Commission for La Encerrona y Somos Periodismo, along with the support of the National Press Foundation (NPF)
Diagnoses that arrive after years of no answers, a drastic impact on work and economy, and the obligation of migrating to Lima to survive illness. These are some of the main difficulties that people living with rare diseases in different areas of Peru must endure. The “diagnosis odyssey” is a term that describes how hard it is to identify a rare disease due to a lack of specialists and a scarcity of public resources. On average, a patient has to go through seventeen doctors and wait for ten years before reaching a diagnosis in Latin America. These are the stories of these citizens demanding better care from the Peruvian government.

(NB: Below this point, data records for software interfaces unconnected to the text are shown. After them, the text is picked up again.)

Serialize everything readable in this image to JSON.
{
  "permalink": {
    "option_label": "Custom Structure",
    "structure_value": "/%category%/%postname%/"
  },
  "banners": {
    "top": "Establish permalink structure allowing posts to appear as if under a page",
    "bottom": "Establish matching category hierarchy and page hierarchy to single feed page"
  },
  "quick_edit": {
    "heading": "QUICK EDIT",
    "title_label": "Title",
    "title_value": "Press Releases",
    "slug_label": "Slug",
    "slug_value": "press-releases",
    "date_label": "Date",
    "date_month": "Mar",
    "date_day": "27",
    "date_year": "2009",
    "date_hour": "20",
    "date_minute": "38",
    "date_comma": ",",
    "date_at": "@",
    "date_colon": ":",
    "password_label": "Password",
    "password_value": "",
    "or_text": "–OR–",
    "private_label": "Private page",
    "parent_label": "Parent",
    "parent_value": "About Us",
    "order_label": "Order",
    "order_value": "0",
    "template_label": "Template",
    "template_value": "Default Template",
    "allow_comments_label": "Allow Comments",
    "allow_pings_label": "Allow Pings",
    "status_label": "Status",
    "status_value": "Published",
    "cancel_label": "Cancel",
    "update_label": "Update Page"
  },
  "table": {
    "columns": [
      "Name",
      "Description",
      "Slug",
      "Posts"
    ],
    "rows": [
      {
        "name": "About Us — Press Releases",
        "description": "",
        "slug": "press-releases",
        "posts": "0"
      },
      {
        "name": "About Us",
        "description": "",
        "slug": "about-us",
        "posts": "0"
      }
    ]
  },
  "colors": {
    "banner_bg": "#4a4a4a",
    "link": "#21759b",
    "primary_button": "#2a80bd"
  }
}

Diagnósticos que llegan después de años sin respuesta, drásticos impactos laborales y económicos, y la obligación de migrar hacia Lima para sobrevivir a la enfermedad. Estas son algunas de las principales dificultades que viven las personas con enfermedades raras en el Perú.
La “Odisea del diagnóstico” es un término que describe lo difícil que es detectar una enfermedad rara por la falta de especialistas y escasez de recursos públicos. En promedio, un paciente tiene que pasar por 17 médicos y esperar 10 años antes de lograr un diagnóstico en América Latina. Estas son las historias de estos ciudadanos que exigen una mejor atención del gobierno peruano.
Valentino, a seven-year-old boy, is a cystic fibrosis patient in the heights of Huancayo, in Junín, where he must be nebulized and receive other medications daily. Peru
Valentino was diagnosed in Lima. “The doctor said ‘your child has fibrosis and there is no solution. He’s going to die.” Peru
Valentino, just like other patients with cystic fibrosis, awaits triple therapy from the Peruvian government. His parents have evaluated migrating abroad so their child can have access to this treatment. Peru
Marki lives in Chepén, La Libertad, and has decided to donate the medication that Sofie used to the association of cystic fibrosis patients in Peru. Her daughter Sofie had spent the first few months of her life with frequent coughing and difficulty gaining weight. Sofie passed away at ten years old on September 28th, 2022 Peru
Marki keeps Sofie’s letters to her, written throughout Sofie’s ten years of life, in which she expressed gratitude to Marki for taking care of her during the time she was a cystic fibrosis patient. Peru
“My joints hurt even when I tried to move my neck. You have no idea of how hard it’s been to receive a diagnosis [ankylosing spondylitis],” Harold explains. Four years ago, however, he started experiencing pain in his joints and lumps started appearing in his knuckles and hips. Doctors did not believe him when he sought medical help. Chiclayo Peru
Harold has fond memories of the trips he made before ankylosing spondylitis, a disease that has led him to rely on a walking stick to move around. Chiclayo Peru
When he was twelve, John received his cystic fibrosis diagnosis, after living his early years with respiratory difficulties and having had incorrect diagnoses, such as asthma, pneumonia and even tuberculosis. During the pandemic, John lost his father. Now, he lives with his mother and siblings in Huancayo, Junín, 10498 feet above sea level. Doctors have already advised moving to Lima to treat his disease. Peru
Due to John's illness and the lack of oxygen derived from the altitude in Junín, his lungs reduced their capacity to 30%. His nails turn purple. Peru
At age 51, José maintains his passion for Alianza Lima and work. He hopes this is the year when he gets a job that matches his needs and, with that income, be able to afford part of his treatment. Peru
A photograph of José as a child when he played soccer. His life underwent a drastic change when he was diagnosed with multiple sclerosis. His medical history indicates the anxiety he experienced shortly after learning of his illness. Peru
Due to his multiple sclerosis, José has had to have his bed brought down to the first floor of his parents’ house, where he practices a series of daily exercises as part of his therapy. Peru
Mathews, 4 years old, was diagnosed with Williams Syndrome in Lima, four hours away from Ica where they live. Mathews’s parents, Almendra and Augusto, both had to quit their jobs at different points in time to take care of his son. Peru
Every day, Mathews’s parents must measure glucose levels in their son’s blood. They have to travel to the capital every two months to pick up his medications. Peru
For the past few years, Alicia has lived in Lima following doctors’ advice. Her disease and a lack of access to high-quality health services don’t allow her to live in her natal city, Ayacucho. Peru
Alicia's mornings in Lima alternate between getting her children ready for school and taking her medications. Peru